- THE PROBLEM -
Output the listing verbatim, leaving out every picture.

- RECORDS SUPPLIED -
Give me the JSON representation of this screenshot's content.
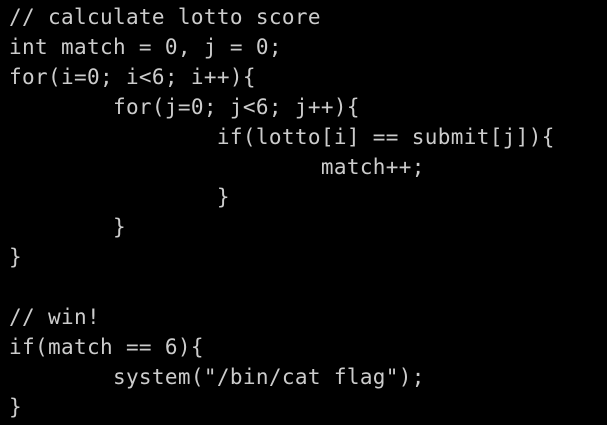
{
  "terminal": {
    "lines": [
      "// calculate lotto score",
      "int match = 0, j = 0;",
      "for(i=0; i<6; i++){",
      "        for(j=0; j<6; j++){",
      "                if(lotto[i] == submit[j]){",
      "                        match++;",
      "                }",
      "        }",
      "}",
      "",
      "// win!",
      "if(match == 6){",
      "        system(\"/bin/cat flag\");",
      "}"
    ]
  },
  "colors": {
    "background": "#000000",
    "text": "#cccccc"
  }
}
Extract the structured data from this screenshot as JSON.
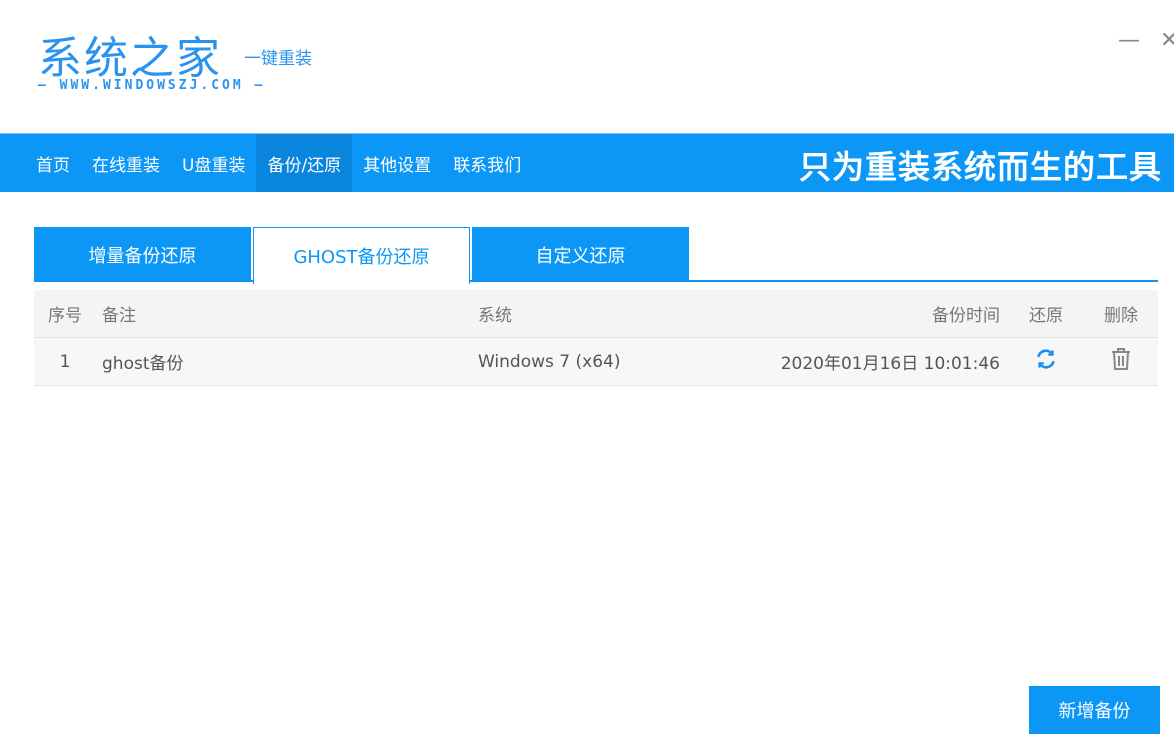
{
  "logo": {
    "title": "系统之家",
    "subtitle": "一键重装",
    "url": "— WWW.WINDOWSZJ.COM —"
  },
  "window": {
    "minimize": "—",
    "close": "✕"
  },
  "nav": {
    "items": [
      "首页",
      "在线重装",
      "U盘重装",
      "备份/还原",
      "其他设置",
      "联系我们"
    ],
    "active": 3,
    "slogan": "只为重装系统而生的工具"
  },
  "tabs": [
    "增量备份还原",
    "GHOST备份还原",
    "自定义还原"
  ],
  "table": {
    "headers": [
      "序号",
      "备注",
      "系统",
      "备份时间",
      "还原",
      "删除"
    ],
    "rows": [
      {
        "index": "1",
        "note": "ghost备份",
        "system": "Windows 7 (x64)",
        "time": "2020年01月16日 10:01:46"
      }
    ]
  },
  "actions": {
    "new_backup": "新增备份"
  },
  "colors": {
    "accent": "#0c97f6"
  }
}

- EXERCISE ANSWER -
Give me the JSON representation of this screenshot's content.
{
  "terminal": {
    "lines": [
      "// calculate lotto score",
      "int match = 0, j = 0;",
      "for(i=0; i<6; i++){",
      "        for(j=0; j<6; j++){",
      "                if(lotto[i] == submit[j]){",
      "                        match++;",
      "                }",
      "        }",
      "}",
      "",
      "// win!",
      "if(match == 6){",
      "        system(\"/bin/cat flag\");",
      "}"
    ]
  },
  "colors": {
    "background": "#000000",
    "text": "#cccccc"
  }
}
Extract the structured data from this screenshot as JSON.
{
  "logo": {
    "title": "系统之家",
    "subtitle": "一键重装",
    "url": "— WWW.WINDOWSZJ.COM —"
  },
  "window": {
    "minimize": "—",
    "close": "✕"
  },
  "nav": {
    "items": [
      "首页",
      "在线重装",
      "U盘重装",
      "备份/还原",
      "其他设置",
      "联系我们"
    ],
    "active": 3,
    "slogan": "只为重装系统而生的工具"
  },
  "tabs": [
    "增量备份还原",
    "GHOST备份还原",
    "自定义还原"
  ],
  "table": {
    "headers": [
      "序号",
      "备注",
      "系统",
      "备份时间",
      "还原",
      "删除"
    ],
    "rows": [
      {
        "index": "1",
        "note": "ghost备份",
        "system": "Windows 7 (x64)",
        "time": "2020年01月16日 10:01:46"
      }
    ]
  },
  "actions": {
    "new_backup": "新增备份"
  },
  "colors": {
    "accent": "#0c97f6"
  }
}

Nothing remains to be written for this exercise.